Protein in the brain could be a key target in controlling Alzheimer's

January 25, 2012

A protein recently discovered in the brain could play a key role in regulating the creation of amyloid beta, the major component of plaques implicated in the development of Alzheimer's disease, according to researchers at Temple University's School of Medicine.

A group led by Domenico Pratico, professor of and microbiology and immunology at Temple, discovered the presence of the , called 12/15-Lipoxygenase, in the brain three years ago.

"We found this protein to be very active in the brains of people who have Alzheimer's disease," said Pratico. "But three years ago, we didn't know the role it played in the development of the disease."

Following two years of study, the Temple researchers have found that the protein is at the top of a and controls a biochemical that begins the development of Alzheimer's. They have published their findings, "Transcriptional Regulation of ßsecretase-1 by 12/15 Lipoxygenase Results in Enhanced Amyloidogenesis and Cognitive Impairments," in the journal Annals of Neurology.

Pratico said that their research has shown that 12/15-Lipoxygenase controls Beta secretase (BACE-1), an enzyme that is key to the development of amyloid plaques in Alzheimer's patients.

"For reasons we don't yet know, in some people, 12/15-Lipoxygenase starts to work too much," he said. "By working too much, it sends the wrong message to the Beta secretase, which in turn starts to produce more amyloid Beta.

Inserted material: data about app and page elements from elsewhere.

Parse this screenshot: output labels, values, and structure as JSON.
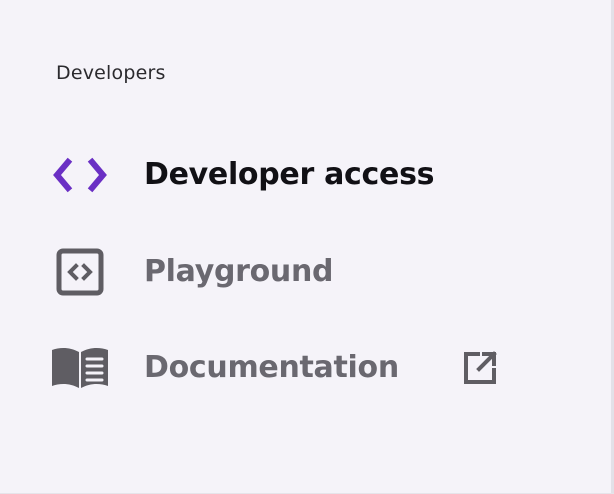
{
  "sidebar": {
    "section_title": "Developers",
    "items": [
      {
        "label": "Developer access",
        "icon": "code-brackets-icon",
        "active": true
      },
      {
        "label": "Playground",
        "icon": "code-window-icon",
        "active": false
      },
      {
        "label": "Documentation",
        "icon": "book-icon",
        "active": false,
        "external_icon": "external-link-icon"
      }
    ]
  },
  "colors": {
    "background": "#f5f3f9",
    "active_accent": "#6a2fc4",
    "active_text": "#111015",
    "inactive_text": "#6a6870",
    "icon_gray": "#5f5d63"
  }
}
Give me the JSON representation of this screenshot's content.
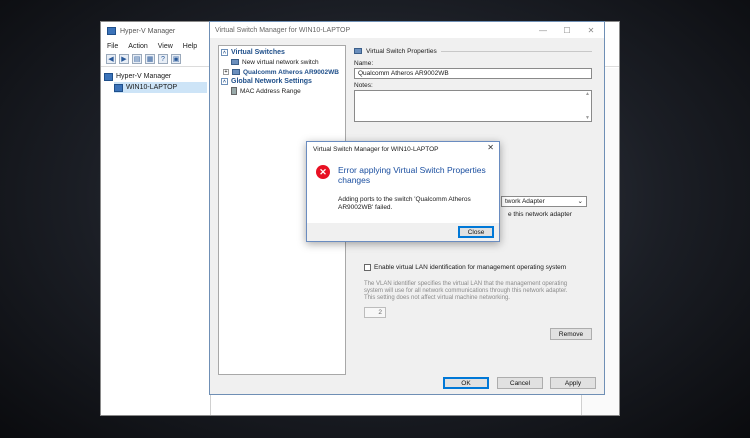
{
  "hyperv": {
    "title": "Hyper-V Manager",
    "menu": [
      "File",
      "Action",
      "View",
      "Help"
    ],
    "tree": {
      "root": "Hyper-V Manager",
      "host": "WIN10-LAPTOP"
    }
  },
  "vsm": {
    "title": "Virtual Switch Manager for WIN10-LAPTOP",
    "sections": {
      "virtual_switches": "Virtual Switches",
      "new_switch": "New virtual network switch",
      "switch_name": "Qualcomm Atheros AR9002WB",
      "global": "Global Network Settings",
      "mac": "MAC Address Range"
    },
    "props": {
      "header": "Virtual Switch Properties",
      "name_label": "Name:",
      "name_value": "Qualcomm Atheros AR9002WB",
      "notes_label": "Notes:",
      "adapter_value": "twork Adapter",
      "share_text": "e this network adapter",
      "vlan_check": "Enable virtual LAN identification for management operating system",
      "vlan_desc": "The VLAN identifier specifies the virtual LAN that the management operating system will use for all network communications through this network adapter. This setting does not affect virtual machine networking.",
      "vlan_id": "2",
      "remove": "Remove"
    },
    "buttons": {
      "ok": "OK",
      "cancel": "Cancel",
      "apply": "Apply"
    }
  },
  "dialog": {
    "title": "Virtual Switch Manager for WIN10-LAPTOP",
    "heading": "Error applying Virtual Switch Properties changes",
    "message": "Adding ports to the switch 'Qualcomm Atheros AR9002WB' failed.",
    "close": "Close"
  },
  "colors": {
    "accent": "#0078d7",
    "error": "#e81123",
    "link_blue": "#1f4f8a"
  }
}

This initially results in cognitive impairment, memory impairment and, later, an increase of amyloid ."

BACE-1 has long been a biological target for researchers seeking to create a drug against , said Pratico. But because little has been known about how it functions, they have been unsuccessful developing a molecule that could reach the brain and block it.

"We now know much better how Beta secretase works because we have found that the 12/15-Lipoxygenase protein is a controller of BACE functions," he said. "You don't need to target the Beta secretase directly because the 12/15-Lipoxygenase is really the system in the brain that tells BACE to work more or work less."

Pratico said that they have validated 12/15-Lipoxygenase as a target for a potential Alzheimer drug or therapy.

"By modulating BACE levels and activity through controlling the 12/15-Lipoxygenase, we can potentially improve the cognitive part of the phenotype of the disease, and prevent the accumulation of amyloid beta inside the neurons, which will eventually translate into less of those plaques," he said. "This is a totally new mechanism for controlling BACE."

Pratico said his group has looked at an experimental compound that blocks 12/15-Lipoxygenase function as a potential therapy to inhibit BACE function in the brain. In their lab, using animal models, they saw the drug's ability to restore some cognitive function, as well as improve learning and memory ability.

"There is an opportunity here to study this molecule and develop an even stronger molecule to target 12/15-Lipoxygenase function in the ," he said.

Explore further: Road block as a new strategy for the treatment of Alzheimer's

Related Stories

Road block as a new strategy for the treatment of Alzheimer's

August 22, 2011

Blocking a transport pathway through the brain cells offers new prospects to prevent the development of Alzheimer's. Wim Annaert and colleagues of VIB and K.U. Leuven discovered that two main agents involved in the inception ...

Recommended for you

Research reveals how the brain remembers fearful experiences

February 20, 2017

Understanding how the brain remembers can one day shed light on what went wrong when memory fails, such as it occurs in Alzheimer's disease. Researchers at Baylor College of Medicine and Rice University reveal for the first ...

Mercury in fish, seafood may be linked to higher risk of ALS

February 20, 2017

Eating fish and seafood with higher levels of mercury may be linked to a higher risk of amyotrophic lateral sclerosis (ALS), according to a preliminary study released today that will be presented at the American Academy of ...

Stem cell transplants may help some with multiple sclerosis

February 20, 2017

(HealthDay)—Stem cell transplants may halt the progression of aggressive multiple sclerosis (MS) in nearly half of those with the debilitating disease, but picking the right patients for the treatment is key, a new study ...

Hope for new treatment for Huntington's disease

February 20, 2017

Researchers working at Karolinska Institutet in Sweden and University of Southern Denmark have managed to produce short synthetic DNA analogues – oligonucleotides – that bind directly to the gene that is mutated in Huntington's ...

0 comments

Please sign in to add a comment. Registration is free, and takes less than a minute. Read more

Click here to reset your password.
Sign in to get notified via email when new comments are made.